A really interesting answer to a question on Quora, from Andrew MacKenzie. Quora is sometimes weird about making you log in to read things, but I think this link will work.
The answer describes several areas where written and spoken French are different, and it’s worth reading in full, but I want to focus on discourse configuration. Here’s the first bit of what MacKenzie says about it:
Written French word order is based on argument structure, i.e. the role the nouns play in the verb’s action: Subject verb object. In spoken French, however, word order is much more dependent on discourse structure— the role the nouns play in the speech context.
In English we can move things around for this kind of reason, but it isn’t common. For instance, to show contrast, we can put objects before subjects:
(4) Coffee, I like. Tea, I don’t.
This displacement is accompanied by a sharp change in intonation— the contrasted item gets emphasized.
We can also set nouns apart as topics (this is called topicalization)
(5) Your brother, he can run a mile in five minutes!
Again, in English this isn’t common. And in written French, it isn’t common either. But in spoken French, it’s the normal way to make a sentence.
(4 again) Le café, j'adore. Le thé, moins
(5 again) Ton frère, il peut courir un km six en cinq minutes!
In spoken French, it’s also common to put several nouns in front. Note that with topicalization (5) you have to have a pronoun in the sentence that refers to any arguments that you’ve topicalized.
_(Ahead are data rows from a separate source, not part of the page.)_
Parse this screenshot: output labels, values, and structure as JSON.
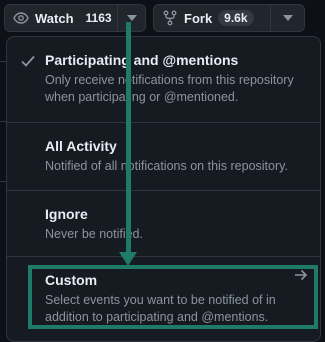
{
  "toolbar": {
    "watch": {
      "label": "Watch",
      "count": "1163",
      "icon": "eye-icon",
      "caret_icon": "triangle-down-icon"
    },
    "fork": {
      "label": "Fork",
      "count": "9.6k",
      "icon": "repo-forked-icon",
      "caret_icon": "triangle-down-icon"
    }
  },
  "dropdown": {
    "items": [
      {
        "title": "Participating and @mentions",
        "description": "Only receive notifications from this repository when participating or @mentioned.",
        "selected": true,
        "icon": "check-icon"
      },
      {
        "title": "All Activity",
        "description": "Notified of all notifications on this repository.",
        "selected": false
      },
      {
        "title": "Ignore",
        "description": "Never be notified.",
        "selected": false
      },
      {
        "title": "Custom",
        "description": "Select events you want to be notified of in addition to participating and @mentions.",
        "selected": false,
        "icon": "arrow-right-icon"
      }
    ]
  },
  "colors": {
    "background": "#0d1117",
    "panel": "#161b22",
    "border": "#30363d",
    "text": "#e6edf3",
    "muted": "#8b949e",
    "annotation": "#1f7a6a"
  }
}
One sentence that I remember well:
(6) Moi, les flics, je les aime pas.
I don’t like cops [Lit: Me, cops, I don’t like ‘em]
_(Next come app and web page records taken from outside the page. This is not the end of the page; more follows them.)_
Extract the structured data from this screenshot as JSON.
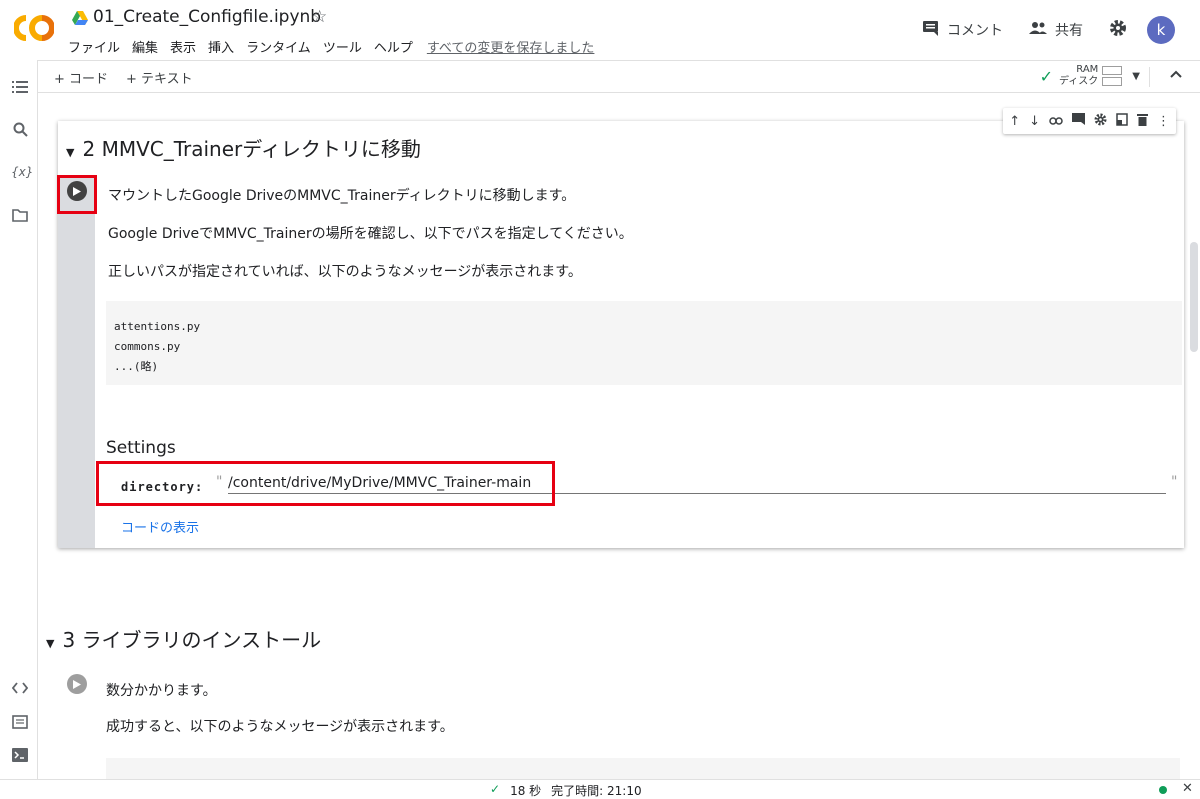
{
  "notebook": {
    "title": "01_Create_Configfile.ipynb"
  },
  "menu": [
    "ファイル",
    "編集",
    "表示",
    "挿入",
    "ランタイム",
    "ツール",
    "ヘルプ"
  ],
  "save_status": "すべての変更を保存しました",
  "header_right": {
    "comment": "コメント",
    "share": "共有",
    "avatar": "k"
  },
  "toolbar": {
    "add_code": "+ コード",
    "add_text": "+ テキスト",
    "ram": "RAM",
    "disk": "ディスク"
  },
  "cell1": {
    "heading_number": "2",
    "heading_text": "MMVC_Trainerディレクトリに移動",
    "para1": "マウントしたGoogle DriveのMMVC_Trainerディレクトリに移動します。",
    "para2": "Google DriveでMMVC_Trainerの場所を確認し、以下でパスを指定してください。",
    "para3": "正しいパスが指定されていれば、以下のようなメッセージが表示されます。",
    "code_lines": [
      "attentions.py",
      "commons.py",
      "...(略)"
    ],
    "settings_title": "Settings",
    "directory_label": "directory:",
    "directory_value": "/content/drive/MyDrive/MMVC_Trainer-main",
    "show_code": "コードの表示"
  },
  "cell2": {
    "heading_number": "3",
    "heading_text": "ライブラリのインストール",
    "para1": "数分かかります。",
    "para2": "成功すると、以下のようなメッセージが表示されます。"
  },
  "status": {
    "duration": "18 秒",
    "completed": "完了時間: 21:10"
  },
  "colors": {
    "accent": "#1a73e8",
    "highlight": "#e60012",
    "ok": "#0f9d58",
    "avatar": "#5c6bc0"
  }
}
The use of nous, on for “we” is common, too, if you’re interested in syntax-semantic mismatches (on is 3rd singular morphologically)
(7) Nous, on va au ciné ce soir.
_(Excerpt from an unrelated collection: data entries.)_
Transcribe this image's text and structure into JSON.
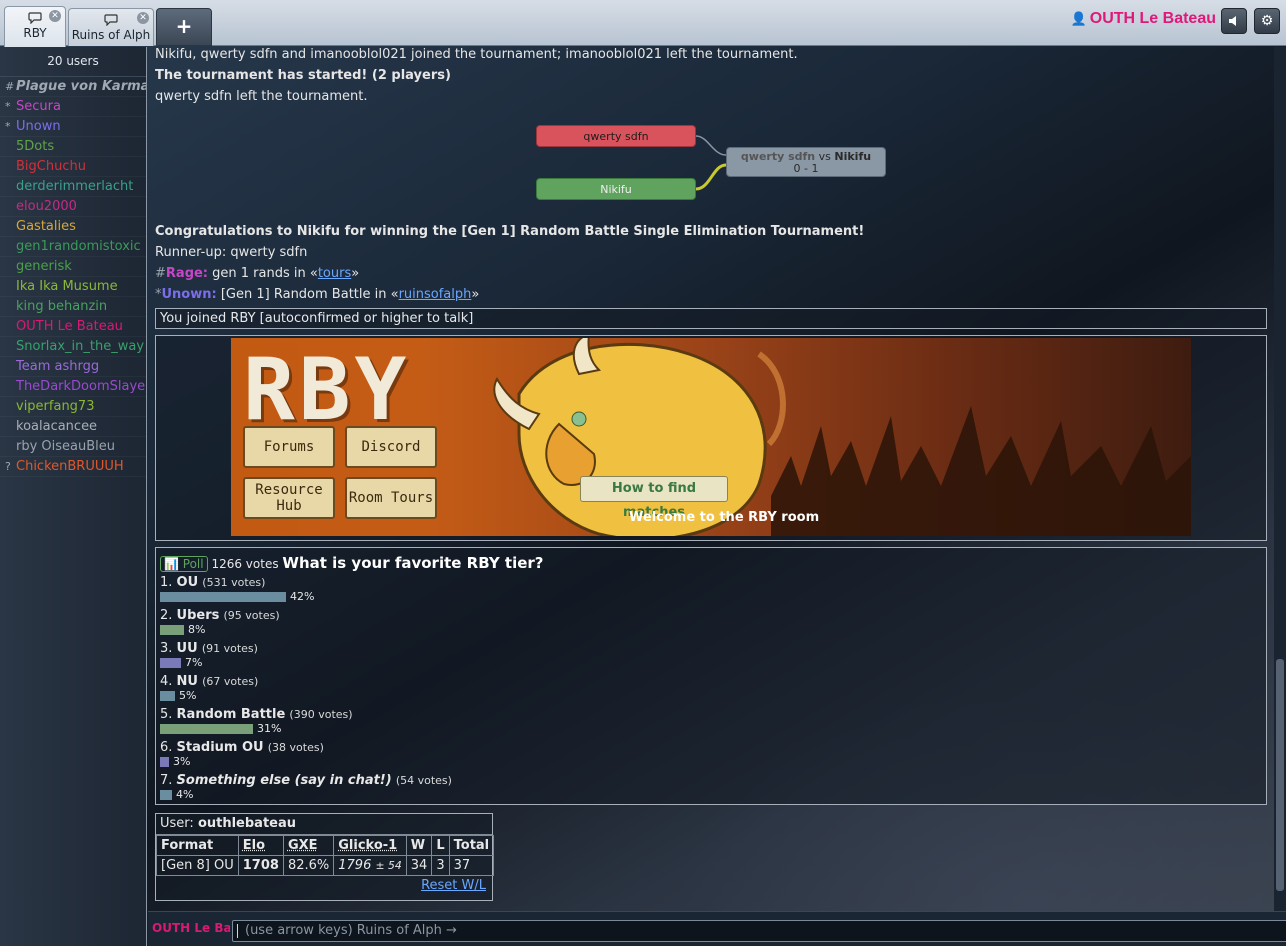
{
  "header": {
    "tabs": [
      {
        "label": "RBY",
        "active": true
      },
      {
        "label": "Ruins of Alph",
        "active": false
      }
    ],
    "add_tab_label": "+",
    "username": "OUTH Le Bateau"
  },
  "userlist": {
    "count_label": "20 users",
    "users": [
      {
        "rank": "#",
        "name": "Plague von Karma",
        "color": "#a0a8b4",
        "away": true
      },
      {
        "rank": "*",
        "name": "Secura",
        "color": "#c746c7"
      },
      {
        "rank": "*",
        "name": "Unown",
        "color": "#7c6ee8"
      },
      {
        "rank": "",
        "name": "5Dots",
        "color": "#5fa34a"
      },
      {
        "rank": "",
        "name": "BigChuchu",
        "color": "#d2303a"
      },
      {
        "rank": "",
        "name": "derderimmerlacht",
        "color": "#3aa08a"
      },
      {
        "rank": "",
        "name": "elou2000",
        "color": "#c72a86"
      },
      {
        "rank": "",
        "name": "Gastalies",
        "color": "#d6a83a"
      },
      {
        "rank": "",
        "name": "gen1randomistoxic",
        "color": "#3a9a5a"
      },
      {
        "rank": "",
        "name": "generisk",
        "color": "#4aa04a"
      },
      {
        "rank": "",
        "name": "Ika Ika Musume",
        "color": "#8ab83a"
      },
      {
        "rank": "",
        "name": "king behanzin",
        "color": "#4aa060"
      },
      {
        "rank": "",
        "name": "OUTH Le Bateau",
        "color": "#d91a75"
      },
      {
        "rank": "",
        "name": "Snorlax_in_the_way",
        "color": "#3aa06a"
      },
      {
        "rank": "",
        "name": "Team ashrgg",
        "color": "#9a6ad8"
      },
      {
        "rank": "",
        "name": "TheDarkDoomSlayer",
        "color": "#9a4ad0"
      },
      {
        "rank": "",
        "name": "viperfang73",
        "color": "#8ab830"
      },
      {
        "rank": "",
        "name": "koalacancee",
        "color": "#a8aeb6"
      },
      {
        "rank": "",
        "name": "rby OiseauBleu",
        "color": "#9aa2ac"
      },
      {
        "rank": "?",
        "name": "ChickenBRUUUH",
        "color": "#e0582a"
      }
    ]
  },
  "chat": {
    "line1": "Nikifu, qwerty sdfn and imanooblol021 joined the tournament; imanooblol021 left the tournament.",
    "line2": "The tournament has started! (2 players)",
    "line3": "qwerty sdfn left the tournament.",
    "bracket": {
      "player1": "qwerty sdfn",
      "player2": "Nikifu",
      "final_loser": "qwerty sdfn",
      "final_vs": "vs",
      "final_winner": "Nikifu",
      "final_score": "0 - 1"
    },
    "congrats": "Congratulations to Nikifu for winning the [Gen 1] Random Battle Single Elimination Tournament!",
    "runner_up": "Runner-up: qwerty sdfn",
    "rage": {
      "rank": "#",
      "name": "Rage:",
      "text_before": "gen 1 rands in «",
      "link": "tours",
      "text_after": "»"
    },
    "unown": {
      "rank": "*",
      "name": "Unown:",
      "text_before": "[Gen 1] Random Battle in «",
      "link": "ruinsofalph",
      "text_after": "»"
    },
    "joined": "You joined RBY [autoconfirmed or higher to talk]"
  },
  "banner": {
    "logo": "RBY",
    "buttons": [
      "Forums",
      "Discord",
      "Resource Hub",
      "Room Tours"
    ],
    "find_matches": "How to find matches",
    "welcome": "Welcome to the RBY room"
  },
  "poll": {
    "badge": "Poll",
    "votes": "1266 votes",
    "question": "What is your favorite RBY tier?",
    "options": [
      {
        "num": "1.",
        "name": "OU",
        "votes": "(531 votes)",
        "pct": "42%",
        "value": 42,
        "color": "#6a8ea0"
      },
      {
        "num": "2.",
        "name": "Ubers",
        "votes": "(95 votes)",
        "pct": "8%",
        "value": 8,
        "color": "#7aa07a"
      },
      {
        "num": "3.",
        "name": "UU",
        "votes": "(91 votes)",
        "pct": "7%",
        "value": 7,
        "color": "#7a7ab8"
      },
      {
        "num": "4.",
        "name": "NU",
        "votes": "(67 votes)",
        "pct": "5%",
        "value": 5,
        "color": "#6a8ea0"
      },
      {
        "num": "5.",
        "name": "Random Battle",
        "votes": "(390 votes)",
        "pct": "31%",
        "value": 31,
        "color": "#7aa07a"
      },
      {
        "num": "6.",
        "name": "Stadium OU",
        "votes": "(38 votes)",
        "pct": "3%",
        "value": 3,
        "color": "#7a7ab8"
      },
      {
        "num": "7.",
        "name": "Something else (say in chat!)",
        "votes": "(54 votes)",
        "pct": "4%",
        "value": 4,
        "color": "#6a8ea0"
      }
    ]
  },
  "rank": {
    "user_label": "User:",
    "user": "outhlebateau",
    "headers": [
      "Format",
      "Elo",
      "GXE",
      "Glicko-1",
      "W",
      "L",
      "Total"
    ],
    "row": {
      "format": "[Gen 8] OU",
      "elo": "1708",
      "gxe": "82.6%",
      "glicko": "1796",
      "glicko_dev": "± 54",
      "w": "34",
      "l": "3",
      "total": "37"
    },
    "reset": "Reset W/L"
  },
  "input": {
    "name": "OUTH Le Bateau",
    "placeholder": "(use arrow keys) Ruins of Alph →"
  }
}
We’re going to the movies tonight [Lit: Us, one is going to the movies tonight]
It’s also normal to put things after the sentence. This is usually done to emphasize the last constituent, notably the predicate. The emphasized part is pronounced with more loudness and higher pitch.
(8) Il est con, ton frère.
Your brother’s a jerk. [Lit: He’s a jerk, your brother ]
The next one was some advice from my mother-in-law
(9) Faut en boire, du café, le matin.
You have to drink coffee in the mornings
[Lit: have-to some drink, coffee, the morning ]
He mentions that he can’t speak for Belgium or Canada, but as a fluent second-language French speaker living in Montreal, I can definitely say that discourse configuration is very common here, and I hadn’t actually realized it was quite so common in France.
I also get the sense that it’s more acceptable to drop the object in contexts where you definitely can’t do so in English. For example,
(10) Je peux goûter?
Can I try some? [Lit.I can taste? ]
I could also just not be hearing the objects though, since the /l/ is often deleted in casual speech for the object pronouns le, la, l’, les, which makes them almost inaudible. Any French speakers from anywhere want to weigh in?